== Segment start ==

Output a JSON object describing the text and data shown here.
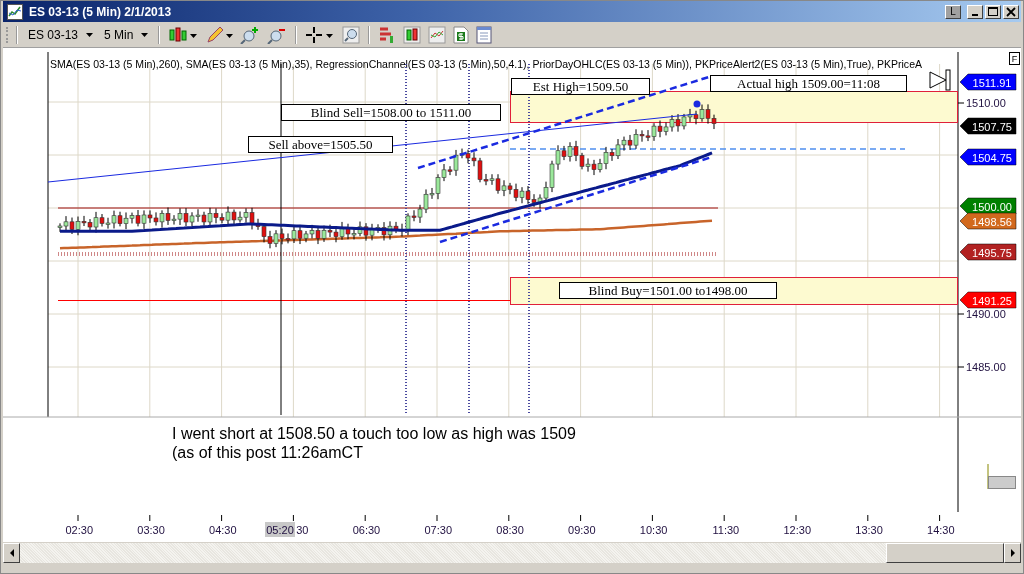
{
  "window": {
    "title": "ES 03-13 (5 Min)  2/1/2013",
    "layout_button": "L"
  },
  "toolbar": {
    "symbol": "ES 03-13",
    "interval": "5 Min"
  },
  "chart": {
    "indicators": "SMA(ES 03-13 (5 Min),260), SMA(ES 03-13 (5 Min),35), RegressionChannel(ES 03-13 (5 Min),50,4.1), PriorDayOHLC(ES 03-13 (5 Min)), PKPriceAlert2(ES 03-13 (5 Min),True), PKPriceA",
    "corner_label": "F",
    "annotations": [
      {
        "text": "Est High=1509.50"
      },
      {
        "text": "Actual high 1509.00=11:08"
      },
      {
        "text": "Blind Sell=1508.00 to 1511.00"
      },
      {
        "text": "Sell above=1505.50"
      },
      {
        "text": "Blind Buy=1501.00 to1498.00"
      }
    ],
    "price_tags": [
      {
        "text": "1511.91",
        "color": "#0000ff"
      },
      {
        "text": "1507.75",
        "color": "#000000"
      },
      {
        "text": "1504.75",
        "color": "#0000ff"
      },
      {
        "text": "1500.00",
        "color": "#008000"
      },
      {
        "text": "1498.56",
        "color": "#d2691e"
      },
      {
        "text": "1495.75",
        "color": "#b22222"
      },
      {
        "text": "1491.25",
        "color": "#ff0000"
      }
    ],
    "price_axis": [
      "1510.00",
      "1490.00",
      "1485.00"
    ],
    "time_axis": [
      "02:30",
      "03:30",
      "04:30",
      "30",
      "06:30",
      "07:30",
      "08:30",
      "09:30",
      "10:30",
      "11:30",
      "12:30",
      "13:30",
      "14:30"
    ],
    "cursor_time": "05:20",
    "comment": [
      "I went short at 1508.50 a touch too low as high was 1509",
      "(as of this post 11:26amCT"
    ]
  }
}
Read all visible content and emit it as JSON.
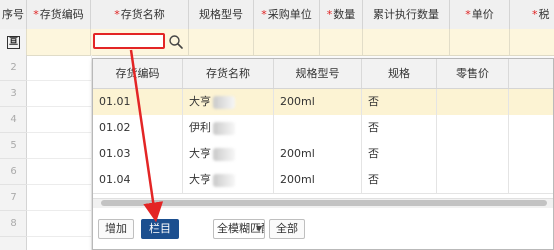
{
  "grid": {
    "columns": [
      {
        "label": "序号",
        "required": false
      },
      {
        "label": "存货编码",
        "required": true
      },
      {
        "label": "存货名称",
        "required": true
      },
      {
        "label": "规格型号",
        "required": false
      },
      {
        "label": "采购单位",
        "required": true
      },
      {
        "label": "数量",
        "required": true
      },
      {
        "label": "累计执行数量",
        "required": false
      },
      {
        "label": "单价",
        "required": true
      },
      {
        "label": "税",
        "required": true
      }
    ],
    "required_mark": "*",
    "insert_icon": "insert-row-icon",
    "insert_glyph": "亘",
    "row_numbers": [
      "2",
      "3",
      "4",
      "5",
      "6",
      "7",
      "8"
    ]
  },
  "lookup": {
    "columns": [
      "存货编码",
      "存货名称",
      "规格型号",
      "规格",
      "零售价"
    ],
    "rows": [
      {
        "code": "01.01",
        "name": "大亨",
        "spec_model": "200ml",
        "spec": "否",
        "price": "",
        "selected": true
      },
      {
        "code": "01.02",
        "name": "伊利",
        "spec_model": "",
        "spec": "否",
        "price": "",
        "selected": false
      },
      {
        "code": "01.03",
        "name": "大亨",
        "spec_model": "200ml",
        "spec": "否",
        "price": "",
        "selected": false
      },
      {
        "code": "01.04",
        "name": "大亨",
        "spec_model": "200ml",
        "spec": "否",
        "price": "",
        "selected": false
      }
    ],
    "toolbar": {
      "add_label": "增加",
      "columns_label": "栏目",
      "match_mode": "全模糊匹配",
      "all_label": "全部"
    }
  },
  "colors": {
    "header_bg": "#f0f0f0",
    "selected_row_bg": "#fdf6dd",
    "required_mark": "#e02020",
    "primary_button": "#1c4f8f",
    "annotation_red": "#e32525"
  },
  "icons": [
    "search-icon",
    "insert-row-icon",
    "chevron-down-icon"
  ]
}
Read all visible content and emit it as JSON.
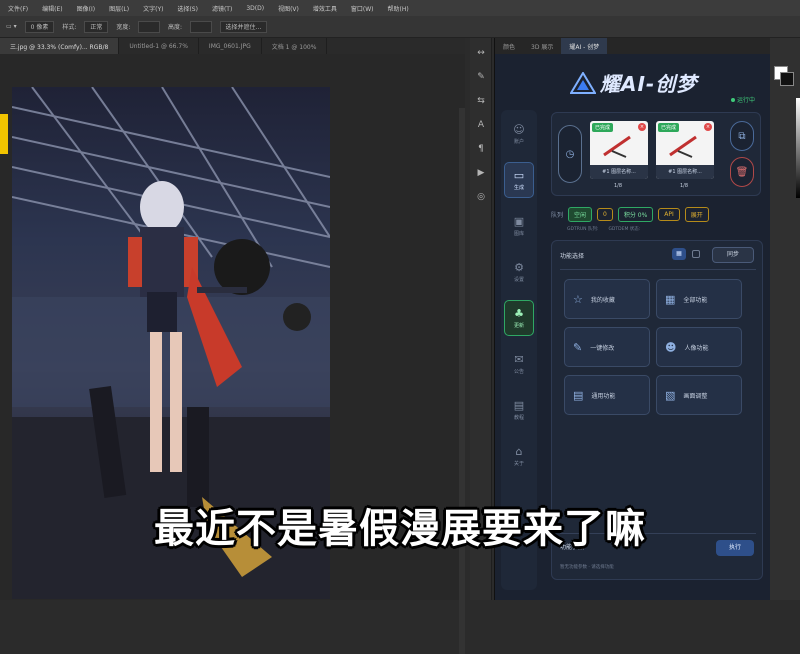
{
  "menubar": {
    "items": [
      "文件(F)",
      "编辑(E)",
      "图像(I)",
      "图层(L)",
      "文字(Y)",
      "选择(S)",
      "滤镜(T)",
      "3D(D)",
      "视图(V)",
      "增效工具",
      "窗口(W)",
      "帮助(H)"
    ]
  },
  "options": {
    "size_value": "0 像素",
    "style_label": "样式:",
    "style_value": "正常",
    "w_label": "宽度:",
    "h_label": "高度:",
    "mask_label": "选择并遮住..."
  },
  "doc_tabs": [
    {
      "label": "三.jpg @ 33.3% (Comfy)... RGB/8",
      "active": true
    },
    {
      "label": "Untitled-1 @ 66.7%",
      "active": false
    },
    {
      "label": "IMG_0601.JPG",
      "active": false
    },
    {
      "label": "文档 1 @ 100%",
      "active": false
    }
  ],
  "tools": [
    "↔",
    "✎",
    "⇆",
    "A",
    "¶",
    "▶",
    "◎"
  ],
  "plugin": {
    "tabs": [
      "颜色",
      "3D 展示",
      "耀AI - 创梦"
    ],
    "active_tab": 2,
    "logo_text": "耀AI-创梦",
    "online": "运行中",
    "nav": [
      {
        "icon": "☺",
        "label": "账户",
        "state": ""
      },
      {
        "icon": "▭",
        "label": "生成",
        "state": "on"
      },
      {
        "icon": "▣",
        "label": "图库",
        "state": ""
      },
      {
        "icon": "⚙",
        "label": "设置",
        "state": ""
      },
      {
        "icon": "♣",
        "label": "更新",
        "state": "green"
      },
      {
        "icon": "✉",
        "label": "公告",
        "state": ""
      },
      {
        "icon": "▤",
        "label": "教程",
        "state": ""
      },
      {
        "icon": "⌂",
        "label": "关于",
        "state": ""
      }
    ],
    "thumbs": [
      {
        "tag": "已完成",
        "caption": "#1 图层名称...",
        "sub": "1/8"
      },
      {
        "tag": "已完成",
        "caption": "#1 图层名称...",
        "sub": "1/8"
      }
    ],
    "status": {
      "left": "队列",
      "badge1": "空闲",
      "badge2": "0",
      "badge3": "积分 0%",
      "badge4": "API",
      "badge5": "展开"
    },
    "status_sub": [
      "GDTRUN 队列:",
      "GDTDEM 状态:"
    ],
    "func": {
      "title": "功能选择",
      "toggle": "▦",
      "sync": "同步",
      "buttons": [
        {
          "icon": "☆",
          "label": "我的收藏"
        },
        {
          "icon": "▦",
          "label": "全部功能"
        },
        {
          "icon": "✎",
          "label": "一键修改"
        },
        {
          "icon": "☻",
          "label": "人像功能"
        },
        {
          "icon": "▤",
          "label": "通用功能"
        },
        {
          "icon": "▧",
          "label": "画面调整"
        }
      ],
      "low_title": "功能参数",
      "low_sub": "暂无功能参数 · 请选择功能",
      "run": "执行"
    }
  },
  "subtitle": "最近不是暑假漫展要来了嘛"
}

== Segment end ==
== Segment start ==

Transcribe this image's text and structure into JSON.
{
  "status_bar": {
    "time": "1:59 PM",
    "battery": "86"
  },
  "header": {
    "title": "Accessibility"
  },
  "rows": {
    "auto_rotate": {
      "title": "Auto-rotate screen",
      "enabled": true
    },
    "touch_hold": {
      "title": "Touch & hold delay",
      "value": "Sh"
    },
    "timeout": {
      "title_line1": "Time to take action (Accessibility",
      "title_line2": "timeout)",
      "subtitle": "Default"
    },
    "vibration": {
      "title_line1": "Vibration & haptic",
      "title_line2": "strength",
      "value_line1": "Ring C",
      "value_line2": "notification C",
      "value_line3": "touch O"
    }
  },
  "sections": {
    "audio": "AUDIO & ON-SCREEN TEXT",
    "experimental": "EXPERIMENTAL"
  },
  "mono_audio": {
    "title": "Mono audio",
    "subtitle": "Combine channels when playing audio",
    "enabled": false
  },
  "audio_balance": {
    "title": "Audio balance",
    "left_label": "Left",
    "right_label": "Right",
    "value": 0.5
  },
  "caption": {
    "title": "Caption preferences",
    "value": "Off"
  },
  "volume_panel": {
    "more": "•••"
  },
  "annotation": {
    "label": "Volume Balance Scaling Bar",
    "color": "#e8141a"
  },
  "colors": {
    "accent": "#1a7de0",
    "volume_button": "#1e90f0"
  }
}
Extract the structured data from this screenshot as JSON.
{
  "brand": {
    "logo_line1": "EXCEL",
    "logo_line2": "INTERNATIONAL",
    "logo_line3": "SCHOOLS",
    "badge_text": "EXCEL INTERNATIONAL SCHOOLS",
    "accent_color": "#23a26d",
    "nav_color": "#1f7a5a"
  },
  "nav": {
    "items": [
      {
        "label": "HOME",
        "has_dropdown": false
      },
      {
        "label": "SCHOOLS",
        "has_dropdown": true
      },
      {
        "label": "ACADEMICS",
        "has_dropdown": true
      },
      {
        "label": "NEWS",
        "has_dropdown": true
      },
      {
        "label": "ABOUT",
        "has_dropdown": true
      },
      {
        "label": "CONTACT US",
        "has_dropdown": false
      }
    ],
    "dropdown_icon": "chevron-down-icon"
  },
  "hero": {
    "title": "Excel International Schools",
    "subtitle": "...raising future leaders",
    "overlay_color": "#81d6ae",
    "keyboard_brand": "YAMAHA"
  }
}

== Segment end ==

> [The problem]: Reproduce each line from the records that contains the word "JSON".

> [Output of the task]:
Output a JSON object describing the text and data shown here.
Read all visible content and emit it as JSON.
Read all visible content and emit it as JSON.
Transcribe this image's text and structure into JSON.
Extract the structured data from this screenshot as JSON.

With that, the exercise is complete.